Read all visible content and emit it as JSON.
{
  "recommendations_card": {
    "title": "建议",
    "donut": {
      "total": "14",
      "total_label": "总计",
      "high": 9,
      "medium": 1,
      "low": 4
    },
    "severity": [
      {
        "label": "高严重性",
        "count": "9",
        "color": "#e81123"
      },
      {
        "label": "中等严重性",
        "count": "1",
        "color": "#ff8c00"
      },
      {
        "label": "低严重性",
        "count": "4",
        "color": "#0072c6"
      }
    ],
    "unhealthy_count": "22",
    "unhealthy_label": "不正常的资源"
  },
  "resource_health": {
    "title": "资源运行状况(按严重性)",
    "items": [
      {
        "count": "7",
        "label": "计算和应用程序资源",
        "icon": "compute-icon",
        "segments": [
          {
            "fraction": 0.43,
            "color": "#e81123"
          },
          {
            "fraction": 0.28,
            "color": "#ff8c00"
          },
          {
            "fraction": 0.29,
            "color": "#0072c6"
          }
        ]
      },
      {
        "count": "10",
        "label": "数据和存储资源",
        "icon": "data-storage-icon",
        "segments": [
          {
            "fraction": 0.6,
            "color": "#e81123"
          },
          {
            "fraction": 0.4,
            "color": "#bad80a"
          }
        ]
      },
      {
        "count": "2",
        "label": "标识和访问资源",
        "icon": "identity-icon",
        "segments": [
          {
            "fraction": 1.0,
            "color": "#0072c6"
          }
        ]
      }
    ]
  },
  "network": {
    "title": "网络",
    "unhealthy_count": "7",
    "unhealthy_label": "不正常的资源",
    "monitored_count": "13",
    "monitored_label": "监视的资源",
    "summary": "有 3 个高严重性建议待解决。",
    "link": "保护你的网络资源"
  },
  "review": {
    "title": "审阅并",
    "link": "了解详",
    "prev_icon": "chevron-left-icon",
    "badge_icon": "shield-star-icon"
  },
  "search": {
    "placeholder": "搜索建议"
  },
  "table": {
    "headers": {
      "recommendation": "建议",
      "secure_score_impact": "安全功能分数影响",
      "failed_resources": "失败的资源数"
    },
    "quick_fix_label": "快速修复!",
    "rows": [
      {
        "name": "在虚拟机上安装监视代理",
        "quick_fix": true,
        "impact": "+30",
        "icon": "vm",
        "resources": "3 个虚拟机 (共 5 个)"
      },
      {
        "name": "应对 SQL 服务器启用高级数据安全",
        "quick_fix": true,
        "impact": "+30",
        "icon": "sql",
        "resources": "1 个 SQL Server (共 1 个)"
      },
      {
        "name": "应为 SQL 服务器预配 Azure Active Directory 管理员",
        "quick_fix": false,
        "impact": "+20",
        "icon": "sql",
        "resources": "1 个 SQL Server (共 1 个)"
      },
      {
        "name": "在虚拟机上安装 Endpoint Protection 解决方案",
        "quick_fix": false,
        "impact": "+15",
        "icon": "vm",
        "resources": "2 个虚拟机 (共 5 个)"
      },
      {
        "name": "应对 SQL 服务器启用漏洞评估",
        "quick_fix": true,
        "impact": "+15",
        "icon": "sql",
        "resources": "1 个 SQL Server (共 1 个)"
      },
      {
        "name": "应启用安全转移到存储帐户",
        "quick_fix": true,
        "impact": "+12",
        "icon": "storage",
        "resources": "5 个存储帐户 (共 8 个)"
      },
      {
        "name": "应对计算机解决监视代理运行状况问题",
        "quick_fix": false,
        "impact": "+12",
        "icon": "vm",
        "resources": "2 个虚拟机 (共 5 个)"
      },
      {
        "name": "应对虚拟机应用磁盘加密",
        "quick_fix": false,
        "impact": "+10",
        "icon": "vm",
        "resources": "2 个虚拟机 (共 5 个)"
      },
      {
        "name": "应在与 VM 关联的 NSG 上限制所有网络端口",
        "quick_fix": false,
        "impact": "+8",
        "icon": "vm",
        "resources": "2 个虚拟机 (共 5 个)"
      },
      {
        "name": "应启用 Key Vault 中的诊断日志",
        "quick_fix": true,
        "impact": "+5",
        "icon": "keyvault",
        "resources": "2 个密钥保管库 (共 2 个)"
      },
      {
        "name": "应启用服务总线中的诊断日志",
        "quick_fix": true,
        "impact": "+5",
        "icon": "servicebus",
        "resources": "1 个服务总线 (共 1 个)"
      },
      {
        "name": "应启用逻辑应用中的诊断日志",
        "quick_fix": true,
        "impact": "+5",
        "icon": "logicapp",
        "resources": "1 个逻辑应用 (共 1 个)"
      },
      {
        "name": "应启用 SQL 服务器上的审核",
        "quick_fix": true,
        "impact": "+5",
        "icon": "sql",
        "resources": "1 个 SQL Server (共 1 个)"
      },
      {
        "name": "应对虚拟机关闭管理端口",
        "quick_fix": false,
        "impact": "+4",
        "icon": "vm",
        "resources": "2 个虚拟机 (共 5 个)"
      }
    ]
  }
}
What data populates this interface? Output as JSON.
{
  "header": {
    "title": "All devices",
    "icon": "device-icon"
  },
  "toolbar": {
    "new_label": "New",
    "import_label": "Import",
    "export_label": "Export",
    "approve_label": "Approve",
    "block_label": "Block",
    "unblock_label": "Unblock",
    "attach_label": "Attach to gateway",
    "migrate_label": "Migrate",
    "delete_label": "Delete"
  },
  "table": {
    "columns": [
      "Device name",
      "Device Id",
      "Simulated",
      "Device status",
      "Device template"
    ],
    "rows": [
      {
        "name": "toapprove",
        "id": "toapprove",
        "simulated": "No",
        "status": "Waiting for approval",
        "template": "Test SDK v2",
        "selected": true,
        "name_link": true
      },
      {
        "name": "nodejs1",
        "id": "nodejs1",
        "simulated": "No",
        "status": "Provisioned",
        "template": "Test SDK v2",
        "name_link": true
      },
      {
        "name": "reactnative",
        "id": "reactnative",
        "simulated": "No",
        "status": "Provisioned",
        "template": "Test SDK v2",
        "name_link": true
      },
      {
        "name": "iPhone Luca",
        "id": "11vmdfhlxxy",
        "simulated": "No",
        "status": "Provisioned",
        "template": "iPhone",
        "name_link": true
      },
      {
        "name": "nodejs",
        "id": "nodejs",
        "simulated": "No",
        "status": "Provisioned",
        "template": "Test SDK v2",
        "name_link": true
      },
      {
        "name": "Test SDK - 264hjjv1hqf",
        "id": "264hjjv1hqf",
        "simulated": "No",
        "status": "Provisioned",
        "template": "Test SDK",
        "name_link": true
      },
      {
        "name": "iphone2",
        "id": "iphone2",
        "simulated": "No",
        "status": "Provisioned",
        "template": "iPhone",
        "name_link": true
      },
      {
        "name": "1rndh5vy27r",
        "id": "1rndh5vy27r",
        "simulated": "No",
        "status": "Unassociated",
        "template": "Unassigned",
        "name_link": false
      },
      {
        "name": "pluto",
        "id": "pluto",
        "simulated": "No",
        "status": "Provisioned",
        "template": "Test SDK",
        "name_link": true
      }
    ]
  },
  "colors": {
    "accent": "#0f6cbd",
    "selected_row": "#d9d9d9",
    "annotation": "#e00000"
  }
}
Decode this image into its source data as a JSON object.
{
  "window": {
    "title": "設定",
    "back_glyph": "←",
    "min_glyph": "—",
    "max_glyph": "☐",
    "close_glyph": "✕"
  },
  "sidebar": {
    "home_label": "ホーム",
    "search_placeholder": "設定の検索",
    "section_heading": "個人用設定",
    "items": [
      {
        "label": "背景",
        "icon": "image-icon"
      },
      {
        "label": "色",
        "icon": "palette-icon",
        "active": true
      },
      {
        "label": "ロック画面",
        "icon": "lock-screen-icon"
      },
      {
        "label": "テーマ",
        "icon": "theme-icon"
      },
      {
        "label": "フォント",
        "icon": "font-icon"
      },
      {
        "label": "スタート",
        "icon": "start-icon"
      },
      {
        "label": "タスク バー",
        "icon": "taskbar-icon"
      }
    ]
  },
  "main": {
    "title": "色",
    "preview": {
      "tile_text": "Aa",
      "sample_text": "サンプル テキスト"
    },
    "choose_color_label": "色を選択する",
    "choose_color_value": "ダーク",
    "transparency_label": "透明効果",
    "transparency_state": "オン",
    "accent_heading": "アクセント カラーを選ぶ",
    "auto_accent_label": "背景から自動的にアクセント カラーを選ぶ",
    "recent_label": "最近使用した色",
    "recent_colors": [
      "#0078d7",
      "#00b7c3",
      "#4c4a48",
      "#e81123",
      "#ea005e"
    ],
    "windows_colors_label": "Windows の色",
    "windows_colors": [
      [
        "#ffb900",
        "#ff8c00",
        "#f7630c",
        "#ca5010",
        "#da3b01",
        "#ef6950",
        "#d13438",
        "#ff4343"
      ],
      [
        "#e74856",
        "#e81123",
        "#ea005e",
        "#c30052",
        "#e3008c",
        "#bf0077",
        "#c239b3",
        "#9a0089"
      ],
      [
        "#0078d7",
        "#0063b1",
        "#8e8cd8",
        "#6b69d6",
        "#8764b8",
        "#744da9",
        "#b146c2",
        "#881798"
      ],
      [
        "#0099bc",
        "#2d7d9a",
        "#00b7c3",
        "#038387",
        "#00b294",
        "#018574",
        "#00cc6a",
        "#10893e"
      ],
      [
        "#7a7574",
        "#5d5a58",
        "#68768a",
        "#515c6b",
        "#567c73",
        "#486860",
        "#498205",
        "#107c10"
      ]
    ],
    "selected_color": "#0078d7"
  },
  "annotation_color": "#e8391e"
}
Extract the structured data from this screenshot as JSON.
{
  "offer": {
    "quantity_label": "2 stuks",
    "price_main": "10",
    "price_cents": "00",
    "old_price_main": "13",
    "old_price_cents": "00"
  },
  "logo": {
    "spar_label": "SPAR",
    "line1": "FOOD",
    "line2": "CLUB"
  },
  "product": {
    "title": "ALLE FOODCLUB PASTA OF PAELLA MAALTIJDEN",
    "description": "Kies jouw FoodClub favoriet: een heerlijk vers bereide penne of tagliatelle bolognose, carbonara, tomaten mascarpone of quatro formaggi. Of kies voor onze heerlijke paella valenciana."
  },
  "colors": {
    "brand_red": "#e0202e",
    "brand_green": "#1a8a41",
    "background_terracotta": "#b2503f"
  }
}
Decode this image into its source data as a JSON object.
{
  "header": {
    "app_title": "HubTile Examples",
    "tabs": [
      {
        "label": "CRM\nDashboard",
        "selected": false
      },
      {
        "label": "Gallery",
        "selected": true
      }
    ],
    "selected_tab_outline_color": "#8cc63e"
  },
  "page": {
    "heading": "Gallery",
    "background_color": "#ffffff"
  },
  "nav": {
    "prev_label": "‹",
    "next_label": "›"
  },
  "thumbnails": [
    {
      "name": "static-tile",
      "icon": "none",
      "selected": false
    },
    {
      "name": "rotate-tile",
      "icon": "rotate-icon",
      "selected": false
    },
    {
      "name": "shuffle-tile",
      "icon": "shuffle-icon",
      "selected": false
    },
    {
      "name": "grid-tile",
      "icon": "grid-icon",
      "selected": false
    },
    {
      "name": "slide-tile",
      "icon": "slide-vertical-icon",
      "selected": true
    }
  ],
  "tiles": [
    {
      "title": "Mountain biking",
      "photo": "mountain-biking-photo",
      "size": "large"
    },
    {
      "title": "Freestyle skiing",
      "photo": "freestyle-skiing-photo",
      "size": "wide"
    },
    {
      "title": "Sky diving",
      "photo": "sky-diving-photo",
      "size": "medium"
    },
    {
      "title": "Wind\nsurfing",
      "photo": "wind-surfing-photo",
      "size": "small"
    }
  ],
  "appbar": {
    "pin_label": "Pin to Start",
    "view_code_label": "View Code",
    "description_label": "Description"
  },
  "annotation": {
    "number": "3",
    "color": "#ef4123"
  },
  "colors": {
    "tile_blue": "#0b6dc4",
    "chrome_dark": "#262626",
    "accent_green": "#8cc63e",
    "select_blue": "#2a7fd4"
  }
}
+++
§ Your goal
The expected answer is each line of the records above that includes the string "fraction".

§ Result
            "fraction": 0.43,
            "fraction": 0.28,
            "fraction": 0.29,
            "fraction": 0.6,
            "fraction": 0.4,
            "fraction": 1.0,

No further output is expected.